Help for the HESI and other nursing school tests


How to Videos & Articles: eHow.com

ADS

Music for your Ipod or PDA

Pharmacology for Nursing Review Books

Friday, February 6, 2009

Pharmacokinetics Lecture notes

.

Pharmacokinetics Lecture notes

Four basic pharmacokinetic processes are

¬Drug movement throughout the body
¬Absorption – movement of drug from its site of administration into blood
¬Dissolve – must dissolve before being absorbed
¬Surface area – the larger the faster
¬Blood flow – most rapid where blood flow is high
¬Lipid solubility - the higher the faster
¬pH partitioning

Absorption - Routes
IV – no barriers to absorption
Intramuscular – good for poorly soluble drugs, "time released"
Subcutaneous – again no significant barriers
Oral – must pass through cells of epithelium, enteric coating
Safer but highly variable absorption – enteric, sustained-release, tablets

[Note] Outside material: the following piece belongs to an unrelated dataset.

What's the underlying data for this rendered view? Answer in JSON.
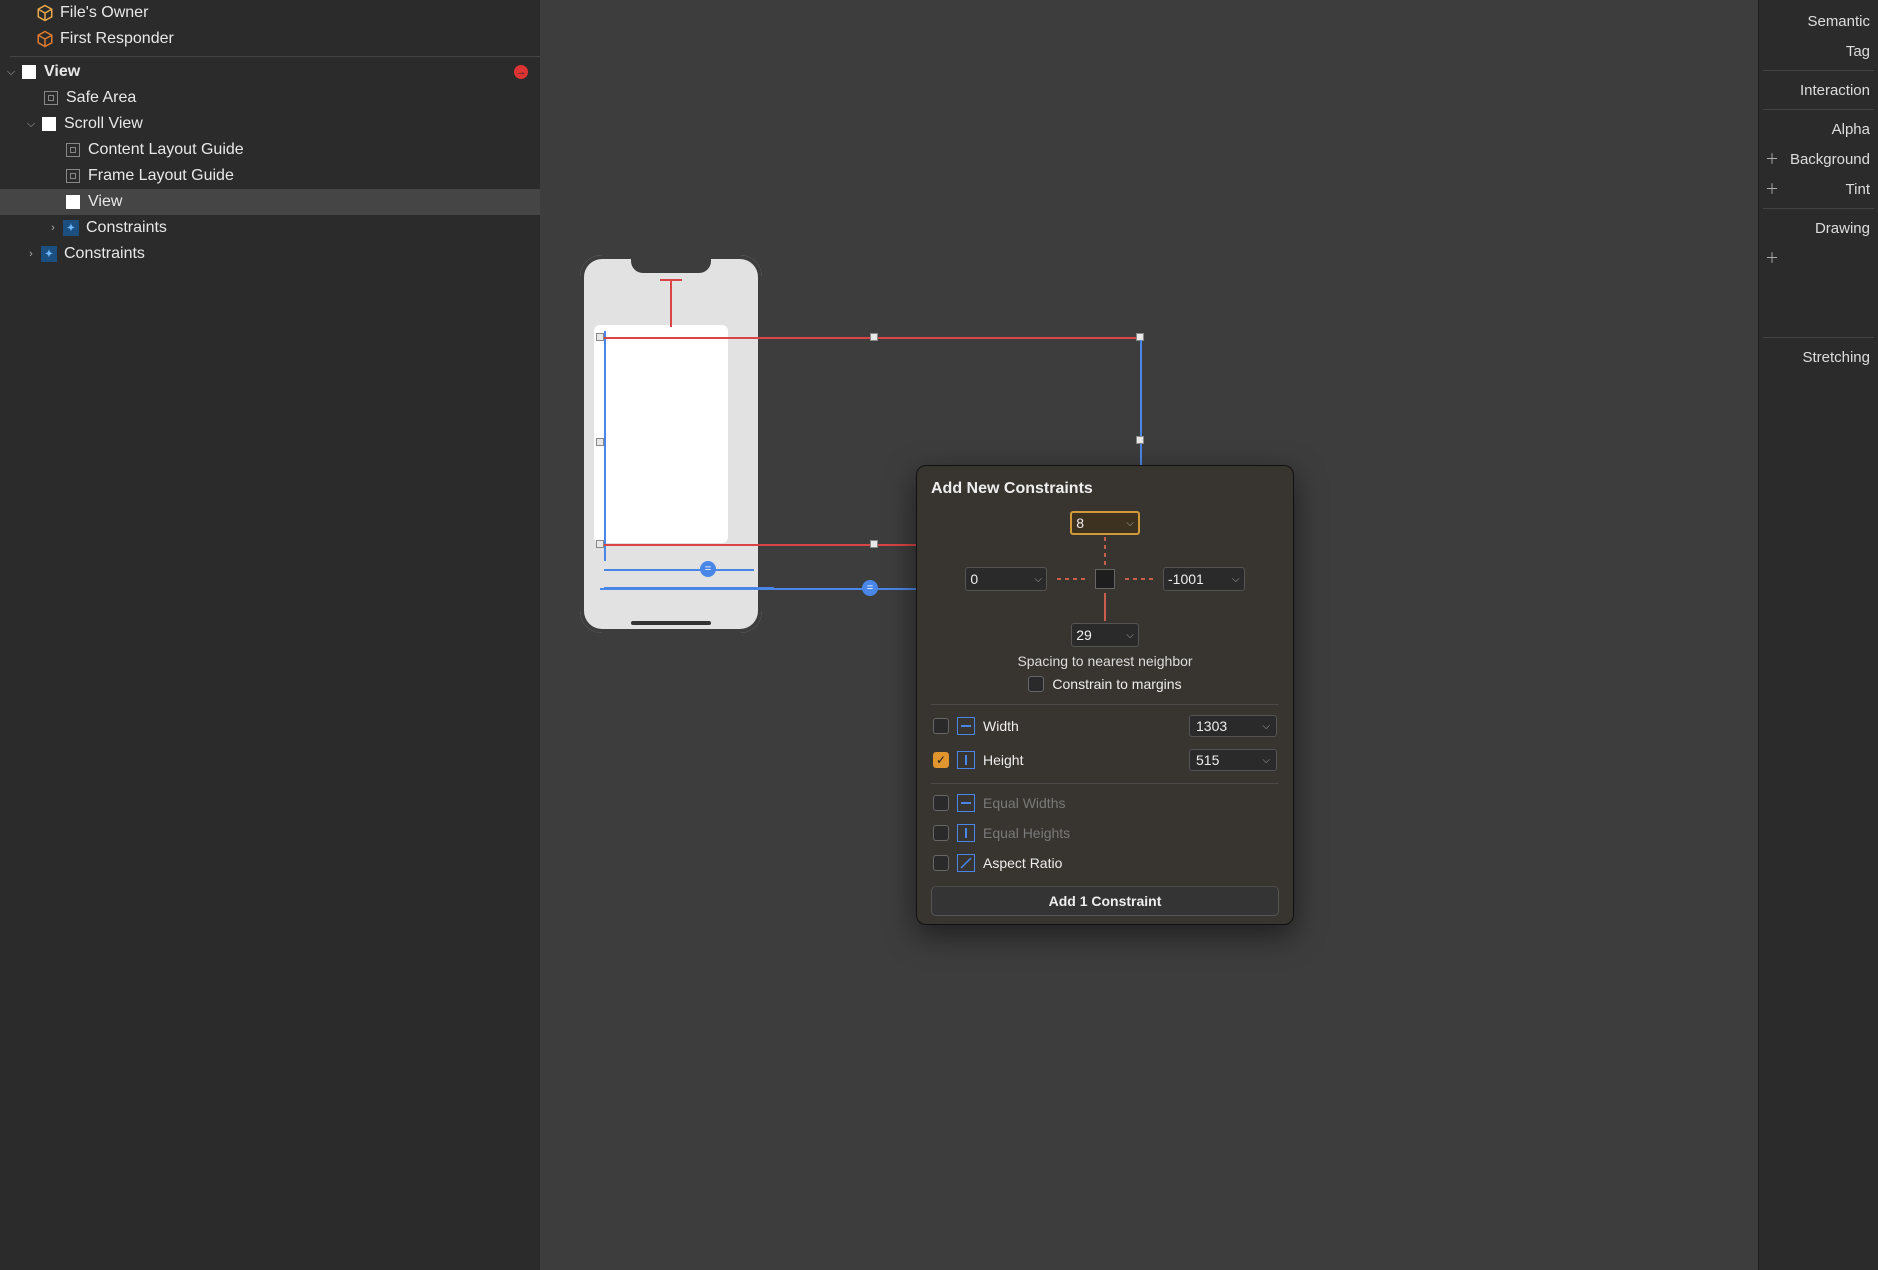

Factors Affecting Drug Absorption
Rate of dissolution
Surface area
Blood flow
Lipid solubility
pH partitioning

Distribution
Blood flow to tissues
Exiting the vascular system once it has been delivered – pass through pores in capillary wall
Protein - binding
Drugs can bind with proteins
Parts of drugs will be bound during any given time period
Impedes drug’s ability to reach sites of action, metabolism, or excretion

Drug Distribution
Factors influencing distribution are
Blood flow to tissue
– Exiting the vascular system
– The blood-brain barrier
– Placental drug transfer

Metabolism
LIVER
Enzymatic alteration of drug structure
Consequences of metabolism
Accelerated renal excretion – kidney cannot excrete highly lipid soluable
Drug inactivation
Increased therapeutic action
Activation of prodrugs
Increased or decreased toxicity



Drug Metabolism

Biotransformation
Liver—primary site of drug metabolism
P450 system (cytochrome P450)

Drug Metabolism—Implications
Therapeutic consequences are
Accelerated drug excretion
Drug inactivation
Increased therapeutic action
Activation of prodrugs
Toxicity variations

Routes of Administration
Two major groups
Enteral
Via gastrointestinal tract
Parenteral
Outside the gastrointestinal tract
Usually referred to as "by injection"
Common routes—intravenous, subcutaneous, intramuscular

Special Considerations in Drug Metabolism
Age
Induction of drug-metabolizing enzymes
First-pass effect
Nutritional status
Competition between drugs

Drug Excretion
Removal of drug from the body
Kidney—via three processes
Glomerular filtration
Passive tubular reabsorption
Active tubular secretion

Time Course of Drug Responses
Plasma drug levels
Minimum effective concentration (MEC)
Toxic concentration
Therapeutic range
Drug half-life
Loading dose
Maintenance dose


Achieving and Maintaining Therapeutic Concentrations

•Repeated dose scheduling
•Drug accumulates in blood stream
•Plateau reached
•Amount administered = amount excreted


Differentiate between Loading Dose and Maintenance Dose




•Loading Dose
–Higher amount of given drug


•Maintenance Dose
–Doses administered at intermittent (scheduled) times

Drug Half-life
The time for the amount of drug in the body to decrease by 50%


Excretion
KIDNEY
Glomerular filtration – blood to tubular urine
Tubular reabsorption
Active tubular secretion – pumps for organic acids and organic bases – to urine


Monitoring drug levels
Plasma drug levels
Therapeutic range


Drug Half-life
Time requires for the amount of drug in the body to decrease by 50%
Will determine dosing requirements

Goal - plateau


Dosing
Loading doses – when plateau must be achieved quickly
Routine smaller doses – maintenance doses
Peak and trough levels


Maximal efficacy – largest effect a drug can produce

Potency – one that produces its effects at lower dosages


Receptors
Drugs bind to receptors to produce effects
Reversible


All that drugs can do is mimic the physiological activity of the body’s own molecules
Block the physiological activity of the body’s own molecules


Agonists
Mimic the body’s own regulatory molecules


Antagonists
Drugs that block the actions of endogenous regulators


Partial agonists
Mimic the actions but with reduced intensity


Drug Interactions
Can have varying effects
Direct chemical or physical – IV preparation
Drug – Food Interactions
Frequently decreased rate of absorption
Grapefruit juice can inhibit metabolism
"with food" – with or shortly after meal
"empty stomach" – one hour prior to meal or two hours after

 

Who's online

Followers

About Me

My Photo
Welcome to my blog!I am a nursing student in an accelerated BSN nursing program. This is where i review my nursing classes by putting down nursing lecture notes. I hope you find it useful and thanks for visiting.